Aim for the edges.

Aim for the edges(ej).

By Derek Sivers

An amazing shift has happened in the last few decades.

You used to get successful by being normal and mainstream(ˈmānˌstrēm). But now you have a better chance of getting successful by being remarkably(rəˈmärkəblē) unusual(ˌənˈyo͞oZH(o͞o)əl).

Songwriters try to write a timeless standard that will resonate(ˈreznˌāt) with everyone. But what good is that if nobody hears it because your music is too normal?

Our culture is split(split) into niches(niCH, nēSH). In 1948, Milton Berle’s(bərl) TV show had 80% of all viewers, because it was one of only three choices!
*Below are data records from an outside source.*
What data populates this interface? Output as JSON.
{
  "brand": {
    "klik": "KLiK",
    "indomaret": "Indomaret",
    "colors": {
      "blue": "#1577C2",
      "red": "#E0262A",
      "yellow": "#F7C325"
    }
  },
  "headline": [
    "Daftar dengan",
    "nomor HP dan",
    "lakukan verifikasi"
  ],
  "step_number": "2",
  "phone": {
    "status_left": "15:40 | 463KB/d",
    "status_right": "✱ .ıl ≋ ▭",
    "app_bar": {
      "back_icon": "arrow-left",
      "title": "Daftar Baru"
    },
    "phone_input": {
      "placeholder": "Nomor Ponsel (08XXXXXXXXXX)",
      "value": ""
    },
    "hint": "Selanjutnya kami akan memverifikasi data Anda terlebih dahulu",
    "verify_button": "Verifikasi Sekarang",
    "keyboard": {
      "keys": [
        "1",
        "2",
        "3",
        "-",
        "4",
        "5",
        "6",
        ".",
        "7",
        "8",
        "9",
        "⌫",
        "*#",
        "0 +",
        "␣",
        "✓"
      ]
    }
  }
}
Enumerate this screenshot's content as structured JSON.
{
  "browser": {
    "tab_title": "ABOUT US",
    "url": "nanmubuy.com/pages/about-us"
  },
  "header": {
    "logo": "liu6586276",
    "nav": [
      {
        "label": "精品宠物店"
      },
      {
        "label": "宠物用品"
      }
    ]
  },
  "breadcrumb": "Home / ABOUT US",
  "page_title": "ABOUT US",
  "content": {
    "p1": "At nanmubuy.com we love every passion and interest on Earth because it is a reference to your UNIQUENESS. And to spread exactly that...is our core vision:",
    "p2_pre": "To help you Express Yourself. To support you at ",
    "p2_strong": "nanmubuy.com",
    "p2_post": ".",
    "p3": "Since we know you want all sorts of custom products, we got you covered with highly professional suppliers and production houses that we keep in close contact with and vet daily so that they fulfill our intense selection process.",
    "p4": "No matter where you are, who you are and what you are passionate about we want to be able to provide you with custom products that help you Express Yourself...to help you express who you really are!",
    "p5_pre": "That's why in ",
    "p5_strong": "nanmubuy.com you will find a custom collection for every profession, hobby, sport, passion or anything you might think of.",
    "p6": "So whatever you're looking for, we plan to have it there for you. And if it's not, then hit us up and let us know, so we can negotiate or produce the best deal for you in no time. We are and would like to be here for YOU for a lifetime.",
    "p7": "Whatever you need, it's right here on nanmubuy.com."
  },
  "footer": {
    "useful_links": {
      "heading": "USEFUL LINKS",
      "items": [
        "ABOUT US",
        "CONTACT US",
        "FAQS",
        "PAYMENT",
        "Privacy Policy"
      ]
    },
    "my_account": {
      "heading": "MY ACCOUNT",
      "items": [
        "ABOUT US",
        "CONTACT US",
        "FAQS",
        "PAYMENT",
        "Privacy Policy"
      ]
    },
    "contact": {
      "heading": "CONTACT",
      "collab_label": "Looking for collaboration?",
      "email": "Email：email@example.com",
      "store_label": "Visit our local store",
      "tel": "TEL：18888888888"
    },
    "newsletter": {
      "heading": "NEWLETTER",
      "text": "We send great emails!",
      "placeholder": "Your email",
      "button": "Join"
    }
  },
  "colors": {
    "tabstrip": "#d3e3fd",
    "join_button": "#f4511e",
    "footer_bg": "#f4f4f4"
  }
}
When the Beatles(ˈbēd(ə)lz) played on Ed Sullivan(ˈsələvən) in 1964, they had 60% of all TV viewers. But now the biggest hit shows only get 1% of all viewers, because there are so many choices.

There won’t be another blockbuster(ˈbläkˌbəstər) album like “Thriller(ˈTHrilər)” by Michael Jackson. With unlimited(ˌənˈlimidəd) options now, music fans don’t wait for mainstream media to tell them what to like. They can immediately listen to anything they want. Because of this, tastes(tāst) are more spread-out than ever.

So reach the people who have headed to the edges. They’re the ones who are looking for something new, and more likely to rave(rāv) about it if you impress them.

Think of the metaphor(ˈmedəˌfôr) of shooting an arrow(ˈerō) at a bull’s(bo͝ol)-eye target:

In the old blockbuster music business, you had a hit single or nothing. The only way you could be successful was to hit the exact center of a tiny distant(ˈdistənt) target. If you missed the middle, you got nothing.

Now it’s like the target is closer and bigger, but there’s a catch: Someone cut out the middle.

You can aim for the edge and hit something pretty easily. But if you’re still aiming for the middle, there’s nothing there.

So be remarkably unusual, and aim for those people who have headed to the edges.